Identification of specific gene expression profiles in human mast cells mediated by Toll-like receptor 4 and FcepsilonRI. Blood 2003; 102:2547–2554.
Drake MG, Kaufman EH, Fryer AD, Jacoby DB. The therapeutic potential of toll-like receptor 7 stimulation in asthma. Inflamm Allergy Drug Targets 2012; 11:484–491.
Iikura M, Hojo M, Koketsu R, Watanabe S, Sato A, Chino H et al.
The importance of bacterial and viral infections associated with adult asthma exacerbations in clinical practice. PLoS One 2015; 10:e0123584.
Aldington S, Beasley R. Asthma exacerbations 5: assessment and management of severe asthma in adults in hospital. Thorax 2007; 62:447–458.
Indrayan AD, Kumar RM, Dwivedi SD. A simple index of smoking. COBRA Preprint Series 2008 :40.
Carroll JD, Hess OM. Assessment of normal and abnormal cardiac function. In: Zipes DP, Libby P, Bonow RO, Braunwald E, editors. Braunwald’s heart disease: a text book of cardiovascular medicine. Vol. 2. 7th ed. Philadelphia, PA: Elsevier Saunders; 2005: p. 498.
Institute CaLS. M100-S22: performance standards for antimicrobial susceptibility testing; twenty-two informational supplement. Wayne, PA: Institute CaLS; 2012.
Magiorakos AP, Srinivasan A, Carey RB, Carmeli Y, Falagas ME, Giske CG et al.
Multidrug-resistant, extensively drug-resistant and pandrug-resistant bacteria: an international expert proposal for interim standard definitions for acquired resistance. Clin Microbiol Infect 2012; 18:268–281.
Rowe BH, Spooner CH, Ducharme FM, Bretzlaff JA, Bota GW. Corticosteroids for preventing relapse following acute exacerbations of asthma. Cochrane Database Syst Rev 2007; 18:CD000195.
Dickson RP, Martinez FJ, Huffnagle GB. The role of the microbiome in exacerbations of chronic lung diseases. Lancet 2014; 384:691–702.
Allegra L, Blasi F, Centanni S, Cosentini R, Denti F, Raccanelli R et al.
Acute exacerbations of asthma in adults: role of Chlamydia pneumoniae

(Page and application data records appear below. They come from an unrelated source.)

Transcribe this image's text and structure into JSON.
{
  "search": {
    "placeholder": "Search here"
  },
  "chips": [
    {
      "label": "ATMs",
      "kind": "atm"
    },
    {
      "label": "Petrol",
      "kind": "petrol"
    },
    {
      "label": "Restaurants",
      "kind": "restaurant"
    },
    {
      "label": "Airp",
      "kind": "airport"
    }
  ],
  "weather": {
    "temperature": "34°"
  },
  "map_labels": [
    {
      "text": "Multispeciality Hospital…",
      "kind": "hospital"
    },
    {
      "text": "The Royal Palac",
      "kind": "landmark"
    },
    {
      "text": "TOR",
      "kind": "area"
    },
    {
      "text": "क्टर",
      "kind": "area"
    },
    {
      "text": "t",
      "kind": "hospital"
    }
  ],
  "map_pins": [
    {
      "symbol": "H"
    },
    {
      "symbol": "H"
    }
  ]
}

infection. Eur Respir J 1994; 7:2165–2168.
Bisgaard H, Hermansen MN, Buchvald F, Loland L, Halkjaer LB, Bonnelykke K et al.
Childhood asthma after bacterial colonization of the airway in neonates. N Engl J Med 2007; 357:1487–1495.

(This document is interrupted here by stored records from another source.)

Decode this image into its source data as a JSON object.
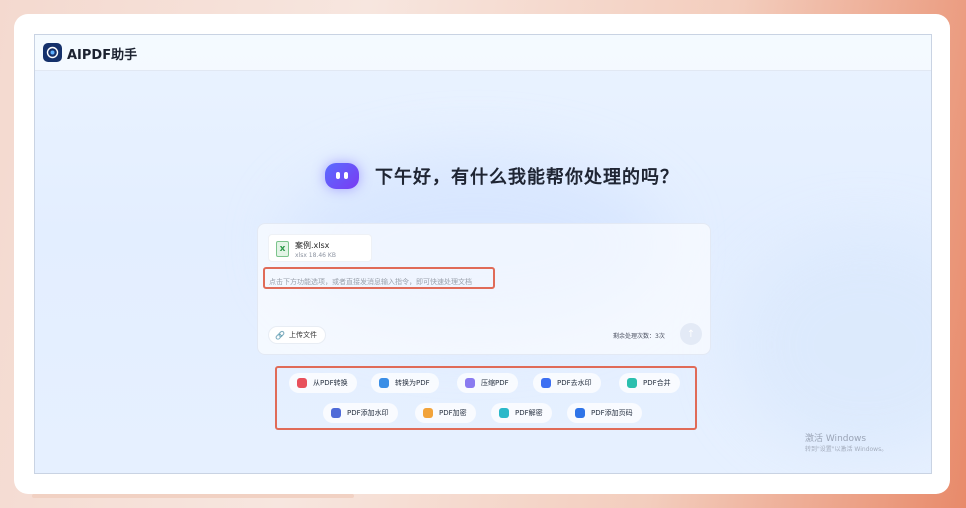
{
  "app": {
    "title": "AIPDF助手"
  },
  "greeting": "下午好，有什么我能帮你处理的吗？",
  "file": {
    "name": "案例.xlsx",
    "size": "xlsx 18.46 KB",
    "type_icon": "excel-file-icon"
  },
  "input": {
    "placeholder": "点击下方功能选项，或者直接发消息输入指令，即可快速处理文档"
  },
  "upload": {
    "label": "上传文件",
    "icon": "paperclip-icon"
  },
  "remaining": "剩余处理次数：3次",
  "tools": [
    {
      "label": "从PDF转换",
      "icon": "pdf-convert-from-icon",
      "color": "#e8505b"
    },
    {
      "label": "转换为PDF",
      "icon": "pdf-convert-to-icon",
      "color": "#3a8ee6"
    },
    {
      "label": "压缩PDF",
      "icon": "compress-icon",
      "color": "#8a7bf0"
    },
    {
      "label": "PDF去水印",
      "icon": "remove-watermark-icon",
      "color": "#3c6ff2"
    },
    {
      "label": "PDF合并",
      "icon": "merge-icon",
      "color": "#2bbfae"
    },
    {
      "label": "PDF添加水印",
      "icon": "add-watermark-icon",
      "color": "#4f6bd8"
    },
    {
      "label": "PDF加密",
      "icon": "encrypt-icon",
      "color": "#f2a33a"
    },
    {
      "label": "PDF解密",
      "icon": "decrypt-icon",
      "color": "#2bb8c9"
    },
    {
      "label": "PDF添加页码",
      "icon": "add-page-number-icon",
      "color": "#2f74e8"
    }
  ],
  "watermark": {
    "line1": "激活 Windows",
    "line2": "转到\"设置\"以激活 Windows。"
  }
}
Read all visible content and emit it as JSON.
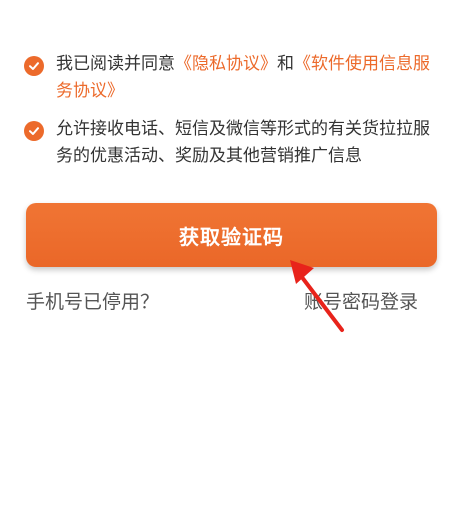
{
  "agreement": {
    "prefix": "我已阅读并同意",
    "privacy_link": "《隐私协议》",
    "conjunction": "和",
    "terms_link": "《软件使用信息服务协议》"
  },
  "marketing": {
    "text": "允许接收电话、短信及微信等形式的有关货拉拉服务的优惠活动、奖励及其他营销推广信息"
  },
  "primary_button": {
    "label": "获取验证码"
  },
  "links": {
    "phone_disabled": "手机号已停用？",
    "password_login": "账号密码登录"
  },
  "colors": {
    "accent": "#ec6a2b",
    "annotation_arrow": "#e8231b"
  }
}
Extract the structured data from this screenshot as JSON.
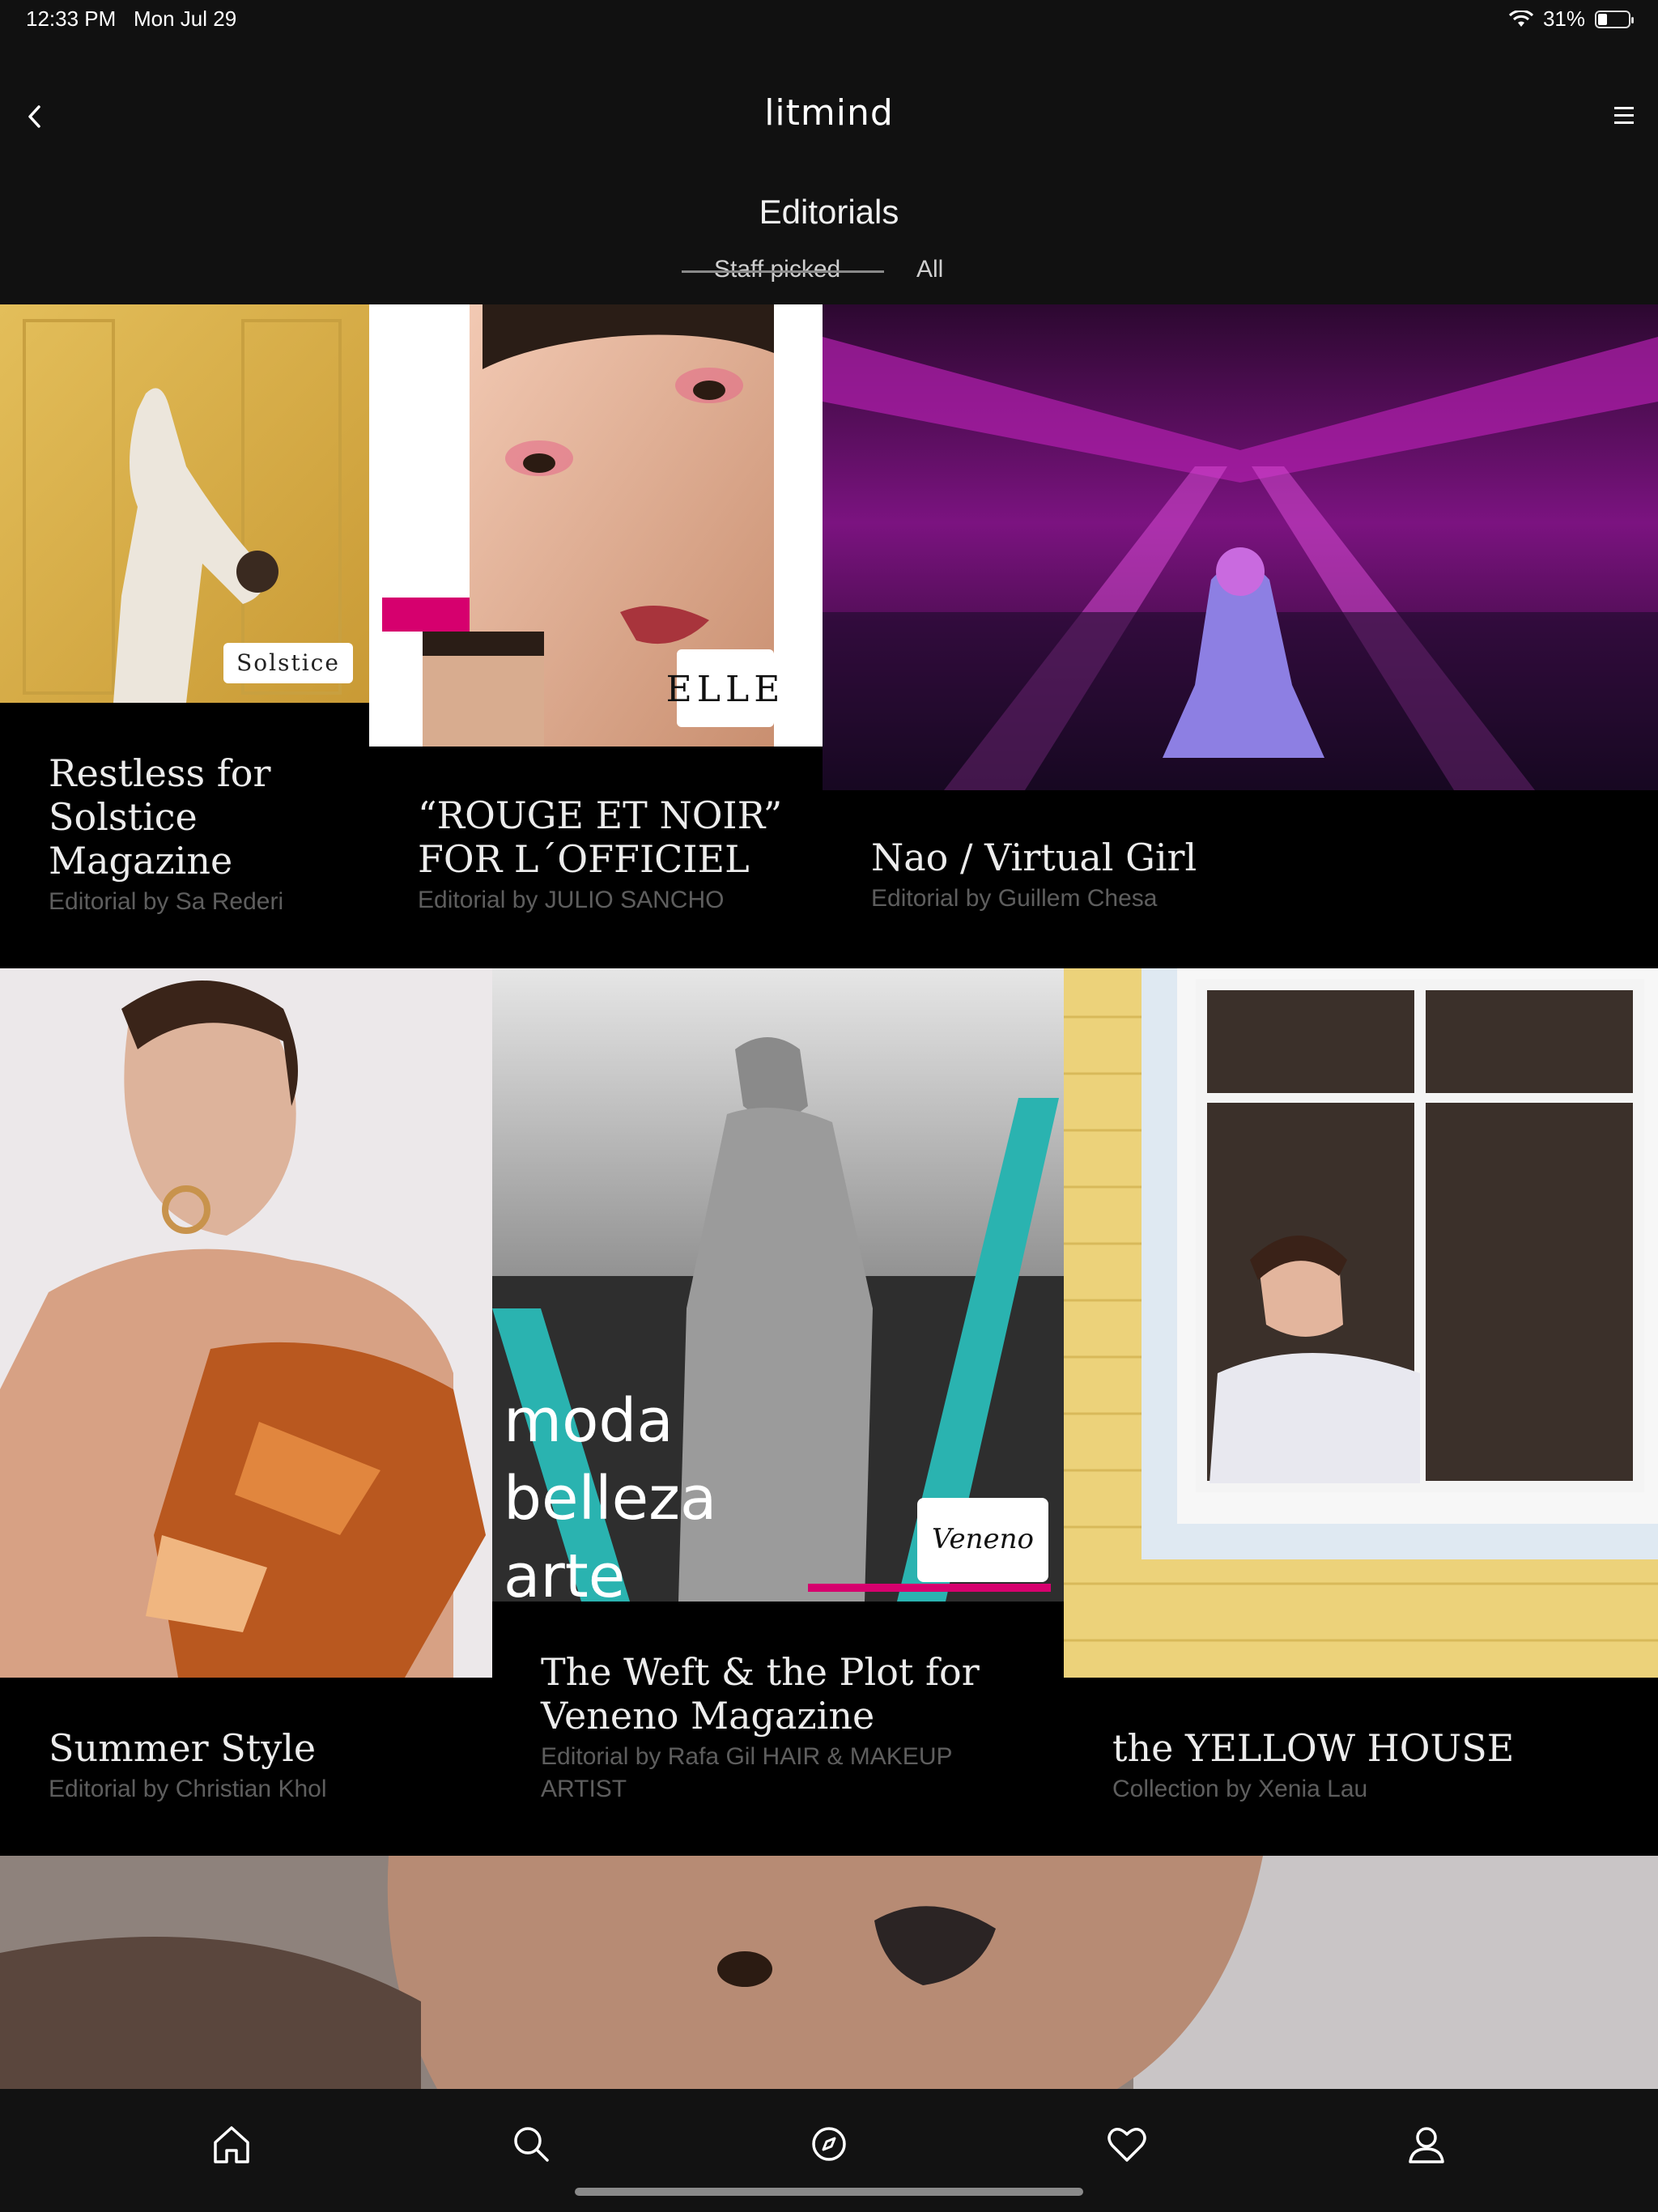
{
  "status_bar": {
    "time": "12:33 PM",
    "date": "Mon Jul 29",
    "battery": "31%",
    "battery_level": 0.31
  },
  "header": {
    "logo": "litmind",
    "title": "Editorials",
    "tabs": [
      {
        "label": "Staff picked",
        "selected": true
      },
      {
        "label": "All",
        "selected": false
      }
    ]
  },
  "cards": [
    {
      "title": "Restless for Solstice Magazine",
      "subtitle": "Editorial by Sa Rederi",
      "badge": "Solstice"
    },
    {
      "title": "“ROUGE ET NOIR” FOR L´OFFICIEL",
      "subtitle": "Editorial by JULIO SANCHO",
      "badge": "ELLE"
    },
    {
      "title": "Nao / Virtual Girl",
      "subtitle": "Editorial by Guillem Chesa"
    },
    {
      "title": "Summer Style",
      "subtitle": "Editorial by Christian Khol"
    },
    {
      "title": "The Weft & the Plot for Veneno Magazine",
      "subtitle": "Editorial by Rafa Gil HAIR & MAKEUP ARTIST",
      "overlay_lines": [
        "moda",
        "belleza",
        "arte"
      ],
      "badge": "Veneno"
    },
    {
      "title": "the YELLOW HOUSE",
      "subtitle": "Collection by Xenia Lau"
    }
  ],
  "bottom_nav": [
    "home-icon",
    "search-icon",
    "compass-icon",
    "heart-icon",
    "profile-icon"
  ],
  "colors": {
    "background": "#050505",
    "header": "#111111",
    "accent_magenta": "#d4006c",
    "accent_teal": "#2ab3b0"
  }
}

Green BJ, Wiriyachaiporn S, Grainge C, Rogers GB, Kehagia V, Lau L et al.
Potentially pathogenic airway bacteria and neutrophilic inflammation in treatment resistant severe asthma. PLoS One 2014; 9:e100645.
Goleva E, Jackson LP, Harris JK, Robertson CE, Sutherland ER, Hall CF et al.
The effects of airway microbiome on corticosteroid responsiveness in asthma. Am J Respir Crit Care Med 2013; 188:1193–1201.
Huang YJ, Nelson CE, Brodie EL, Desantis TZ, Baek MS, Liu J et al.
Airway microbiota and bronchial hyperresponsiveness in patients with suboptimally controlled asthma. J Allergy Clin Immunol 2011; 127:372–381; e1-e3.
Marri PR, Stern DA, Wright AL, Billheimer D, Martinez FD. Asthma-associated differences in microbial composition of induced sputum. J Allergy Clin Immunol 2013; 131:346–352; e1-e3.
Eder W, Ege M, von Mutius E. The asthma epidemic . N Engl J Med 2006; 355:2226–2235.
Thomson NC, Chaudhuri R, Livingston E. Active cigarette smoking and asthma. Clin Exp Allergy 2003; 33:1471–1475.
Thomson NC, Chaudhuri R, Livingston E. Asthma and cigarette smoking. Eur Respir J 2004; 24:822–833.
Hunter MH, King DE. COPD: management of acute exacerbations and chronic stable disease. Am Fam Physician 2001; 64:603–612.
Chaudhuri R, Livingston E, McMahon AD, Thomson L, Borland W, Thomson NC. Cigarette smoking impairs the therapeutic response to oral corticosteroids in chronic asthma. Am J Respir Crit Care Med 2003; 168:1308–1311.
[Figure 1], [Figure 2], [Figure 3]